══ Record set ══

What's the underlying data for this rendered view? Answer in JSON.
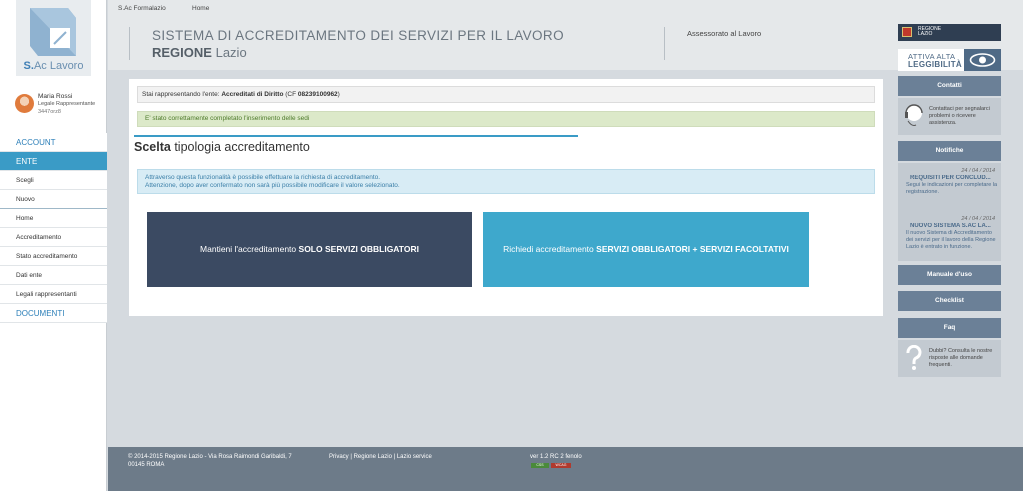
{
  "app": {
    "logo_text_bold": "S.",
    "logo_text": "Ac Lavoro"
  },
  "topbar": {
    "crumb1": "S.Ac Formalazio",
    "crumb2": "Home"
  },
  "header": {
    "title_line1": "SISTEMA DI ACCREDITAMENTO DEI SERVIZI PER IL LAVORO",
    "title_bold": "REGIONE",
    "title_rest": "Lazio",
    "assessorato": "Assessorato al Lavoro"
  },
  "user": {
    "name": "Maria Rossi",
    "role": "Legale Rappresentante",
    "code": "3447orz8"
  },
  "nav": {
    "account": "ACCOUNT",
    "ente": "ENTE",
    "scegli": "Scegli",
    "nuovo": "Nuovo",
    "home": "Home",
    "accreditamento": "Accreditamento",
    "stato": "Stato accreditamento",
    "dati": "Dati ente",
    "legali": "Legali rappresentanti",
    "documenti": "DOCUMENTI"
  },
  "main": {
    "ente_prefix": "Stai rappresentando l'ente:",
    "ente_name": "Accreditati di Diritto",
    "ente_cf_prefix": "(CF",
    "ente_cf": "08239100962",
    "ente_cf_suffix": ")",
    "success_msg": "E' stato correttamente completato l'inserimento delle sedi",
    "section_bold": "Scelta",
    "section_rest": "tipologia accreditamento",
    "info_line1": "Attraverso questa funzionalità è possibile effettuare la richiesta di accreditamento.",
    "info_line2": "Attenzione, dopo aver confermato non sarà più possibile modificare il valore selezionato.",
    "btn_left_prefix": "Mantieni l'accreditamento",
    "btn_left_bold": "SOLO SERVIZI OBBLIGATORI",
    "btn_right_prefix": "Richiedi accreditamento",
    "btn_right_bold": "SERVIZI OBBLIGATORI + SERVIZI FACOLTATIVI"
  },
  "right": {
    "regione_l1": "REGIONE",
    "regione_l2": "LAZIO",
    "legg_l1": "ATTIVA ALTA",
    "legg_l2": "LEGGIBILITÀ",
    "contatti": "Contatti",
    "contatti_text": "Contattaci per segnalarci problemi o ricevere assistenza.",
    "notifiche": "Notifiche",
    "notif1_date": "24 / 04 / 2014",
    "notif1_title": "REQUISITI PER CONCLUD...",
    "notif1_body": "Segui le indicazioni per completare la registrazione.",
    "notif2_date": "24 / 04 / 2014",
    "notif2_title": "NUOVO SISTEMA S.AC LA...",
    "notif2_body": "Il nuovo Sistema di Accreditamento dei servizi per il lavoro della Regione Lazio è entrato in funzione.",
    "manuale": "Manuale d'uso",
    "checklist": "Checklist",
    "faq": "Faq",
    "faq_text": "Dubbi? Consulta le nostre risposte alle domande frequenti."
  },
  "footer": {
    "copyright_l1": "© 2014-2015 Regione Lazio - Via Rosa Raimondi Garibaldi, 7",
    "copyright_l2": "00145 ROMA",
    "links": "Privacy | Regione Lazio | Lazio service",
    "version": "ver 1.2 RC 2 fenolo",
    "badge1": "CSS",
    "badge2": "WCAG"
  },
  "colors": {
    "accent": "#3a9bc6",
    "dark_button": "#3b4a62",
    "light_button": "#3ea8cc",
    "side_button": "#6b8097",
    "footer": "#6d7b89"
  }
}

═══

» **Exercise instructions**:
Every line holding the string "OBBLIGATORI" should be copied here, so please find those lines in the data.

» **Answer to the exercise**:
    "btn_left_bold": "SOLO SERVIZI OBBLIGATORI",
    "btn_right_bold": "SERVIZI OBBLIGATORI + SERVIZI FACOLTATIVI"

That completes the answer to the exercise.